Following Timothy’s address, Dean Risa Goluboff took the stage to introduce Del. Roem, who gave the Dean several thumbs-ups throughout her introduction. Del. Roem is the first openly out transgender woman to be elected to state legislature, ousting Republican incumbent Bob Marshall, who held the seat for twenty-five years. Del. Roem is a thirty-four year old stepmom; she’s lived her entire life in her district, and she was a journalist for the Gainesville Times for nine years, winning seven Virginia Press Awards during that time. For young leaders everywhere, Dean Goluboff said, “Delegate Roem represents hope and opportunity.”

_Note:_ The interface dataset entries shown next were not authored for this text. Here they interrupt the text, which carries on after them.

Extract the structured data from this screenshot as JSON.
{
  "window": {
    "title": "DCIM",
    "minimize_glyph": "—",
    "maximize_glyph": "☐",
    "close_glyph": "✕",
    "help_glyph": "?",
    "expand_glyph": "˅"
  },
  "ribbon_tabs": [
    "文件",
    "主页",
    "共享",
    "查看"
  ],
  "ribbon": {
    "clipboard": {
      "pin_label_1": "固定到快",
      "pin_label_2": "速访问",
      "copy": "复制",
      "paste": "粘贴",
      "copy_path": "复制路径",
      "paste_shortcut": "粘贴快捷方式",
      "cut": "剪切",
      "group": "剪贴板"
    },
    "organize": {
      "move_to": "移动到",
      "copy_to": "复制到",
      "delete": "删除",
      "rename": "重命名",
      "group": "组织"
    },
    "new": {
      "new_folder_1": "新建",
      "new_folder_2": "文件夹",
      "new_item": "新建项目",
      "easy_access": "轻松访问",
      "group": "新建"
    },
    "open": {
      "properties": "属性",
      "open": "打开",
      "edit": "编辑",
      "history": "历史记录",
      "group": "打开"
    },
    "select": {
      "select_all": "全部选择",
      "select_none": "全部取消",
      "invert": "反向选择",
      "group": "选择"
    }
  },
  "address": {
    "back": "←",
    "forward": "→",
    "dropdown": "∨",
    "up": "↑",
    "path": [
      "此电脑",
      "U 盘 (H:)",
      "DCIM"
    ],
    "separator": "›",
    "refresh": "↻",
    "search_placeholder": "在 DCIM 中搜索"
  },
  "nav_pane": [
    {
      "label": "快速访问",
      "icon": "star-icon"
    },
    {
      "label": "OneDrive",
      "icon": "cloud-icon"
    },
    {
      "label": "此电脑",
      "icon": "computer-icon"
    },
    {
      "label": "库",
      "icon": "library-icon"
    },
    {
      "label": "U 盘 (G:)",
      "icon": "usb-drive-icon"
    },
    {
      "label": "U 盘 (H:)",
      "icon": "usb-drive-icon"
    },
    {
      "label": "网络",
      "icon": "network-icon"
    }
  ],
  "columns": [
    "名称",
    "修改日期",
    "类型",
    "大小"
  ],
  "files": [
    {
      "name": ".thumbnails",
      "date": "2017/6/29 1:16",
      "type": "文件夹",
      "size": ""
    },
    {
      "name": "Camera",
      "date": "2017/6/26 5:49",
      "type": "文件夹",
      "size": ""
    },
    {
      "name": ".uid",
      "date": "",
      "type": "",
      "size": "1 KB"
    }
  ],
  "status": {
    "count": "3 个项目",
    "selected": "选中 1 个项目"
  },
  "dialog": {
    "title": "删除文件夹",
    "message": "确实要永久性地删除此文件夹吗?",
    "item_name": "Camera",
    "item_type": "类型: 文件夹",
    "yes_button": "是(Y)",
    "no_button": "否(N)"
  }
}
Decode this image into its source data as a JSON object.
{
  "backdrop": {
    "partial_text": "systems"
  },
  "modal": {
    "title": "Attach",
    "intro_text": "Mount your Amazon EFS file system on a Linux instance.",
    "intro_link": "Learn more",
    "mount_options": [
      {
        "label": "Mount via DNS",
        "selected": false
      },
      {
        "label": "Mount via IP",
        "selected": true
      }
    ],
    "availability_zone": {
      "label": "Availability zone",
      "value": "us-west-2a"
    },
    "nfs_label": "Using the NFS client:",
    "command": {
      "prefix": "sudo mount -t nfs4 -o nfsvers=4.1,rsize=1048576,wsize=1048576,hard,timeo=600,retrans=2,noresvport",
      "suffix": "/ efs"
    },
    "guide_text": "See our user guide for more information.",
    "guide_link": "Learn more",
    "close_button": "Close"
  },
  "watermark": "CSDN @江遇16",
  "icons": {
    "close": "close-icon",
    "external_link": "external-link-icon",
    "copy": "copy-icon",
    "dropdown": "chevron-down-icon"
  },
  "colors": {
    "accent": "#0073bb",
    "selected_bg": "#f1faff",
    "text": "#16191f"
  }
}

Del. Roem had one central message that night: “Be who you are and be that well, because we need you. Your commonwealth needs you.” In her words, there is no picture-perfect candidate for office. She points to herself as an example. As a transgender woman, a stepmother, and a minimum-wage journalist, Danica Roem does not present the image of a typical candidate, but her experiences make her a unique candidate who brings unique skills that the legislature needs. Del. Roem espouses the value of playing to one’s own strengths. She reminded the audience that they can succeed because of who they are and not in spite of it. Personal identity can be a great source of strength. Del. Roem gestured to herself, a self-described Italian woman who loves to talk and who uses her own exuberant sense of humor to combat negativity. Her outgoingness, willingness to engage, and resilience served her well during her door-to-door walking campaign, winning her the votes she needed to win out in her race.

The number one key to her success? Unwavering focus on the issue most important to her constituents: fixing the terrible traffic and road conditions of Route 28. When people opened their doors to her, they all had one very obvious observation and question, and Del. Roem refused to let that constrain her conversation. As she put it, people might not understand what it means to be a transgender woman, but everyone understands traffic. At the same time, Del. Roem recognizes the significance of her election for the LGBTQ community. As the very first transgender woman elected to office, whether she wills it or not, Del. Roem is an effective ambassador. For her, it is both a privilege and a responsibility, and, for the young LGBTQ leaders waiting in the wings, it remains a privilege and a responsibility.

Del. Roem’s speech can be found on the UVA Law YouTube page. For the exclusive benefit of the readers of this publication, this reporter caught up with Del. Roem after the event and scored a really sweet selfie asked a few questions:

What’s one message you’d like to give to people who weren’t able to make it tonight? If you’re well qualified and you’ve got good ideas, then get your ideas to the table. You can succeed by being who you are not despite of it.

What’s the one core attribute that makes a good politician? Constituent service above all else. Don’t single out and stigmatize your constituents.

Do you have any advice for people who feel caught between public service and the private sector? Think of someone who really needs you and, if you weren’t there, think of who would support them. And if you think, in that moment, that a firm is still where you ought to be, then go. But if the thought of that human being who needs your help sticks in your mind, then figure out how to help them.

This reporter also caught up with Sensenig:

Where did you get the inspiration for this event? From Kendall Burchard, current president of Virginia Law Women, who hosted an event last year called “Elect Her.” We also wanted to host an event that would support people going out for office.

What are your next steps? We’re currently deciding now if we want to stick to a one-day symposium format or if we want to do smaller events throughout the year. In either case, we’re done for this year, but please be on the lookout for another ELE(Q)T event next year.

Would you like to say a few words to our readers? VOTE, VOTE, VOTE! There are great student organizations on grounds helping to get people registered: Virginia Law Democrats and Virginia Law Republicans.  Also, come to Lambda events and be a good ally. If we’re something you care about, come out and support us.